You don’t have a surface public self and a private inner self, nor do you have one true, unchanging self. What you have, says Barry Magid, is multiple shifting self-states—and they can get along just fine.
Modern psychology encourages us to have a healthy sense of self, but Buddhism teaches that the self doesn’t even exist.

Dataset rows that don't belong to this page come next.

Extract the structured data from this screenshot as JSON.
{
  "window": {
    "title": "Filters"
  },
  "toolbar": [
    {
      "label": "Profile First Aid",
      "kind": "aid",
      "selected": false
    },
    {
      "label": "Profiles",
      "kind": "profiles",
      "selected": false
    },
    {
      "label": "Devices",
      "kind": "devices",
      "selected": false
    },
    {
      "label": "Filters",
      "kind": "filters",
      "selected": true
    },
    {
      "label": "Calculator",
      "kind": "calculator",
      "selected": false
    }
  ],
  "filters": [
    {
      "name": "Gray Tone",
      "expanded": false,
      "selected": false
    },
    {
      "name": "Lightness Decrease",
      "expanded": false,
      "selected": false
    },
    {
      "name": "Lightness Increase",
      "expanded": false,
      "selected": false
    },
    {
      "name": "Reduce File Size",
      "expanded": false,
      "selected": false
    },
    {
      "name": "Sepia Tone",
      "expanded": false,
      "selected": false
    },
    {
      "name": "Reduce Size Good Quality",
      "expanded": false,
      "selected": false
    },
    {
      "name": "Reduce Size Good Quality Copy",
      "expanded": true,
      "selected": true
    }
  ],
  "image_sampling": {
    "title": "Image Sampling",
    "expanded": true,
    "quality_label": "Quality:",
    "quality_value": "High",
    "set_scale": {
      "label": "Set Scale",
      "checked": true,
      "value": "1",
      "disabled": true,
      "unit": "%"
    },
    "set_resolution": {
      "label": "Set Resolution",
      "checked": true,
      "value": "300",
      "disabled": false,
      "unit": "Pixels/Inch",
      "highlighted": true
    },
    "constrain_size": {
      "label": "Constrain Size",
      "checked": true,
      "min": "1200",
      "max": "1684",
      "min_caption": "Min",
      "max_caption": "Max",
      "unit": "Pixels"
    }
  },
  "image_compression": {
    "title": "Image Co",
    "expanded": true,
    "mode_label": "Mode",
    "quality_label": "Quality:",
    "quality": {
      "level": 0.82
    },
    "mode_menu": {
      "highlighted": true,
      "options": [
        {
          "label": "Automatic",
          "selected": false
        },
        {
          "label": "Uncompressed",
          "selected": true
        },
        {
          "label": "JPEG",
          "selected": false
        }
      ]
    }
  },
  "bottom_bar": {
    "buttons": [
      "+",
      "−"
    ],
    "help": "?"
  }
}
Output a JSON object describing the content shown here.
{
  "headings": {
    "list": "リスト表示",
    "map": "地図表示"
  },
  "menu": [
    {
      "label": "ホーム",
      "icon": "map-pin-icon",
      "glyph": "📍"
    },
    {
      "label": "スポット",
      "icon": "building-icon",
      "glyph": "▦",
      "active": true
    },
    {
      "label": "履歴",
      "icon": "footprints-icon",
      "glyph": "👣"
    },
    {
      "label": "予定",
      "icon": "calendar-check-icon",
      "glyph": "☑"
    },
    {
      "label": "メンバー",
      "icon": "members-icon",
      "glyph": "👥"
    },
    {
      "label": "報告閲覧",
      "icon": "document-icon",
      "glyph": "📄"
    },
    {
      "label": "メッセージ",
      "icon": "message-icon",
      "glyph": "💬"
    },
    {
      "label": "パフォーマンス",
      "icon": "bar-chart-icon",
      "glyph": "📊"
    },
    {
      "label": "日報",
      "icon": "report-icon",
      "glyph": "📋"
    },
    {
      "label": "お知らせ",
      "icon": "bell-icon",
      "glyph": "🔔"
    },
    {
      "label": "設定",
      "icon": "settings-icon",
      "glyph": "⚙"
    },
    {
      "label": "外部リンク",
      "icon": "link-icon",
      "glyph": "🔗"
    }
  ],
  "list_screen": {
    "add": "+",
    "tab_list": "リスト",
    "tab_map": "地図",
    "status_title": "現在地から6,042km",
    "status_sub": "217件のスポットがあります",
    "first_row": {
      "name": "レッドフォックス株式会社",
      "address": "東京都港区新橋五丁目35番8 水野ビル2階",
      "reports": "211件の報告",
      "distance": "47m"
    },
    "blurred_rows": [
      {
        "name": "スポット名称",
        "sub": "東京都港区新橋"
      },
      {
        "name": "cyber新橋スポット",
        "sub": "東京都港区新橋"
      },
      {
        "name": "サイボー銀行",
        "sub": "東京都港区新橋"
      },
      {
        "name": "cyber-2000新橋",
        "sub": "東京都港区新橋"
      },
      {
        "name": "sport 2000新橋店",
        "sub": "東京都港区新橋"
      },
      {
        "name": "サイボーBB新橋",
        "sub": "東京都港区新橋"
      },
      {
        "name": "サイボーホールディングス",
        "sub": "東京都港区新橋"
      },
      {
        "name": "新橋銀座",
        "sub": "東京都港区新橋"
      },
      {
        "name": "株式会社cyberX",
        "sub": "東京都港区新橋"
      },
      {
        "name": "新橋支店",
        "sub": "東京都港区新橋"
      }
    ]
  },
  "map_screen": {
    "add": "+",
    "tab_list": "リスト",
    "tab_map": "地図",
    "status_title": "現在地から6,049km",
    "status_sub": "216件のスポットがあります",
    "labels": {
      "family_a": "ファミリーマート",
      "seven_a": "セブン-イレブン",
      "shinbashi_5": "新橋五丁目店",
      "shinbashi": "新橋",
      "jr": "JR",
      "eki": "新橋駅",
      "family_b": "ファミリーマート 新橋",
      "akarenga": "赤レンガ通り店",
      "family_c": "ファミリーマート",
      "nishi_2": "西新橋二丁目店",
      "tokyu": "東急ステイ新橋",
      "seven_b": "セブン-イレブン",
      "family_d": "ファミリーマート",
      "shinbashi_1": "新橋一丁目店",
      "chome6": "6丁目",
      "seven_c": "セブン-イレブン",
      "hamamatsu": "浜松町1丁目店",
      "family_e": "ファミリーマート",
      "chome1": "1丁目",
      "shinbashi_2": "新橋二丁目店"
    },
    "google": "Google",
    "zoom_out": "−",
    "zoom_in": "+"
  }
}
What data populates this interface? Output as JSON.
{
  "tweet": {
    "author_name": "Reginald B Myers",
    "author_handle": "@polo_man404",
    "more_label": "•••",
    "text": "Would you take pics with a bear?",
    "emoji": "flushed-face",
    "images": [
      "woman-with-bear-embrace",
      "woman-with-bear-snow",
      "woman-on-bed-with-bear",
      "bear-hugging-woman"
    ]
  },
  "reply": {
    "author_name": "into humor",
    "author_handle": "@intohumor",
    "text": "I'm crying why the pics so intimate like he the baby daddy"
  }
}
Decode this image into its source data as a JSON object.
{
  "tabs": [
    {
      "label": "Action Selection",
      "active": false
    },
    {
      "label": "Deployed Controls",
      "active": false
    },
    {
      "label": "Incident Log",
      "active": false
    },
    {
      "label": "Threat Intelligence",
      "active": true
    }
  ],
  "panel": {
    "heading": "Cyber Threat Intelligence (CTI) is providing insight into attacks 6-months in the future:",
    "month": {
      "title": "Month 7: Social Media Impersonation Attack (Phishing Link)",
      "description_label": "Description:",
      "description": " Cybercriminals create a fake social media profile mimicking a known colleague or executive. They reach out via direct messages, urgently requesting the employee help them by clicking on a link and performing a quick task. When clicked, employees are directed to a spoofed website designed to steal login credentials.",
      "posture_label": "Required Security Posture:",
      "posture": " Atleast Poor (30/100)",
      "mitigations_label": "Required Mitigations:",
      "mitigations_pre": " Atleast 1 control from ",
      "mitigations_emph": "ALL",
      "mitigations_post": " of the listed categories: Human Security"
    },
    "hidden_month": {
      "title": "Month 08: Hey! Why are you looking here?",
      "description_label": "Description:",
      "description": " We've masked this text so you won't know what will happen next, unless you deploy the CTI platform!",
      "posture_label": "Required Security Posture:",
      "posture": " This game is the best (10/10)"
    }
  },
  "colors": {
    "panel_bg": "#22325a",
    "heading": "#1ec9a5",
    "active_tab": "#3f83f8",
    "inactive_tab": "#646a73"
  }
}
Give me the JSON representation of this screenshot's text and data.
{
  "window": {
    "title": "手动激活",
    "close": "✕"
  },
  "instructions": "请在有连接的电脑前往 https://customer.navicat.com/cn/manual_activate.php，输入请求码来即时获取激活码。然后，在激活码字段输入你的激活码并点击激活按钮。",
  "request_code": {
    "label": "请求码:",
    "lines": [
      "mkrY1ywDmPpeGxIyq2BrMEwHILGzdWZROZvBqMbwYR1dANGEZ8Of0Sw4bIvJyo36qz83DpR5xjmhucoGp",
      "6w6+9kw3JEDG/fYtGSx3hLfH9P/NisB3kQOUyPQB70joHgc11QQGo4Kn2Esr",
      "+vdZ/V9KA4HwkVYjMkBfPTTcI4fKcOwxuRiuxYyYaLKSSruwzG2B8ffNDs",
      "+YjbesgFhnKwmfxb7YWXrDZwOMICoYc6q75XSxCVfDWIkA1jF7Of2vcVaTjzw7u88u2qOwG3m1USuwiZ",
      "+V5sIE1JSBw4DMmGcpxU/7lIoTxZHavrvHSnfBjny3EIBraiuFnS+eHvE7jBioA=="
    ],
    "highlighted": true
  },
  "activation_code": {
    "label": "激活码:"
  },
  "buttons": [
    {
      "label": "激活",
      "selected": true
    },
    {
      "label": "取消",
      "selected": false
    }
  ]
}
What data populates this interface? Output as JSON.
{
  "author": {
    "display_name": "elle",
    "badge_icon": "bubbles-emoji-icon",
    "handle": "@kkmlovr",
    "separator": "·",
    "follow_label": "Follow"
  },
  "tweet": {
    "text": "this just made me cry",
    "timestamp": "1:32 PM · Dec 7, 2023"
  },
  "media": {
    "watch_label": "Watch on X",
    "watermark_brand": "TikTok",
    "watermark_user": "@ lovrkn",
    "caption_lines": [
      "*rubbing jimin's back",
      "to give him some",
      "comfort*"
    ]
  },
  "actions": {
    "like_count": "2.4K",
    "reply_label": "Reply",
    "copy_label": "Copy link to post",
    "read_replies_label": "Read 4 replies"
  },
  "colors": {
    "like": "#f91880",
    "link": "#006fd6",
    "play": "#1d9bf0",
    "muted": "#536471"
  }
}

Barry Magid says there’s no conflict.
Barry Magid says Buddhist practice is like looking in a mirror — there’s no wrong way to do it. The important thing is to be yourself.
Barry Magid grapples with the difficulty of dharma taking root in America as it adopts different cultural rituals.
Barry Magid remembers the great pioneer of American Zen, Charlotte Joko Beck, whose influence changed our thoughts on the nature of practice.
Psychotherapy & Buddhism, according to pschyoteraphist Barry Magid.